“Wilderness therapy removes kids not only from their own environment but also from the noise of the world,” explains Smith. “Maybe these kids just haven’t ever had a moment to really think about what they want, what is right, what to do. In the wilderness, everything gets quiet.”
As the teens spend each day walking, they also learn from the natural decision-making processes required by their environment. “It is all about choices and natural consequences,” says Schwendiman. “For example, if a kid decides that he doesn’t want to hike, no one makes him hike.” But then the whole group can’t hike, and sitting around camp gets boring quickly. In the end, the YoungWalker often chooses to continue hiking. Schwendiman explains that a natural consequence, like boredom or positive peer influence, “forces the kids to think about more than just themselves.”
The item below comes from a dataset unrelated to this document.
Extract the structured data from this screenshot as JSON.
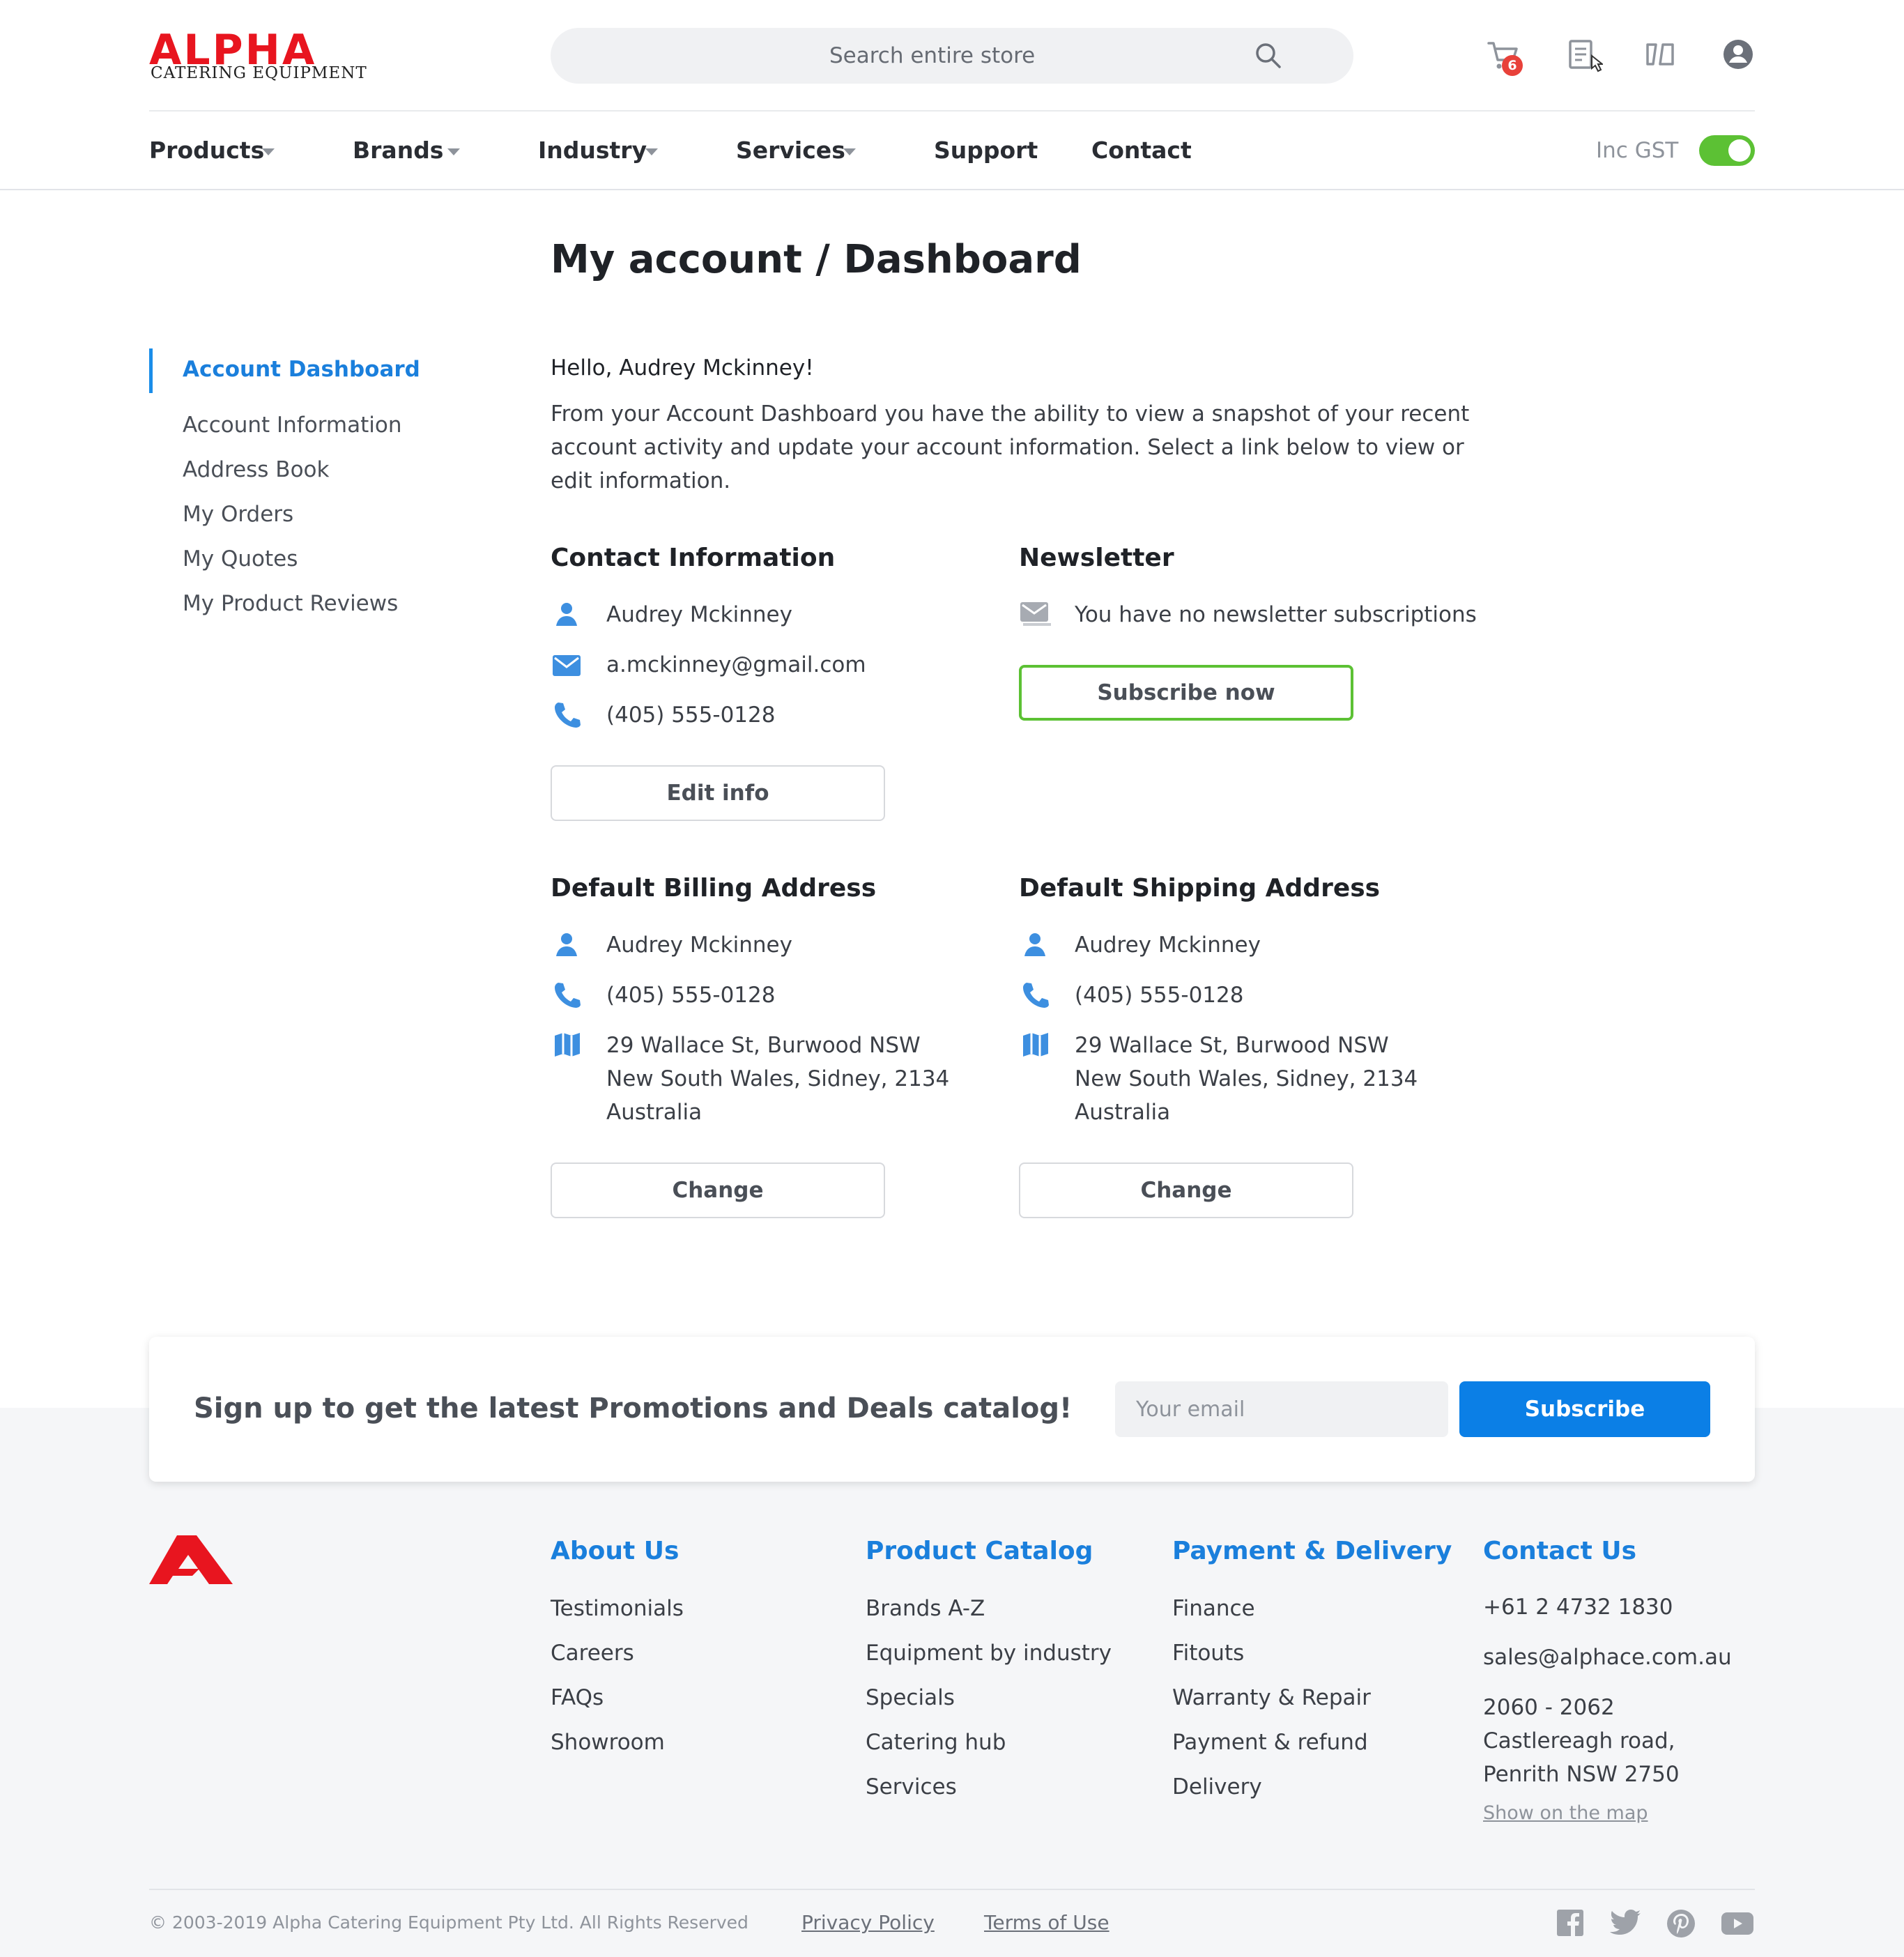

Change of Heart, Not Just Behavior
The purpose at ANASAZI is not just to change a youth’s behavior. Ezekiel C. Sanchez, cofounder of ANASAZI, says real internal change is about more than outward behavior. “We don’t have levels or steps like other programs. We’re looking for a change of heart,” Sanchez explains. “A child can have a change of heart, and he owns it.”
A true change of heart can bring youth and young adults back to their “places of belonging” and to a sense of unity with their family and parents. Family unity is the key at ANASAZI; the program’s mission is to prepare both parents and children to “turn their hearts to one another” and begin to “walk in harmony in the wilderness of the world.”
Smith found that this harmony and confidence in moving forward came to her, too, through her time with the YoungWalkers in the wilderness. “At ANASAZI, I learned that I can do a lot more than I think I can,” she says. “I gained confidence in myself and my abilities.”
And at the end of the trip across the wrong canyon, past cliffs and mountain lions, and finally into the camp at their final destination, Schwendiman didn’t get fired. In fact, she was promoted. “I was told that I had done an amazing job and that I just needed to have more confidence in my own abilities,” she says.
A Typical Day on the Trail
Early to rise: TrailWalkers and more experienced YoungWalkers know that an early start means less time walking in the heat of the day and more time resting at camp in the evening.
Breakfast, anyone? While the rest of the band makes breakfast, the lead TrailWalker goes out of hearing distance to report to the RidgeWalker (a liaison between the trail and the office in town) and discuss the day’s route.
Pack it tight: Walkers use their bedding as a pack for all of their other supplies. Each completed pack weighs about 40 pounds (about 18 kg).
Walk (or bush-whack) on: Each group spends most of the day hiking across the desert terrain of creek beds full of boulders, cliffs, freezing water, thick forests of brush, and mesas. So the trail can be more of an abstract concept than a physical path.
The sound of silence: Most days’ journeys are filled with discussions led by a TrailWalker. But sometimes, TrailWalkers initiate a silent hike to promote peaceful introspection.
Bust a coal: When the group makes camp at the end of each day’s hike, someone is responsible for starting the fire. Without matches or flint and steel, participants use a bow drill set (composed of sticks and rocks) to light the tinder on fire. With this technique, “busting a coal” requires enough friction and heat to create a small burning fiber, or coal. Making fire this way is hard work after a long day of hiking.
Make a speaking from the heart: A fire circle is held each day after dinner. Someone poses a question, and each person makes a “speaking from the heart” while holding a talking stick.
Standing watch: TrailWalkers take turns on night watch, keeping the fire going throughout the night on three- to four-hour shifts.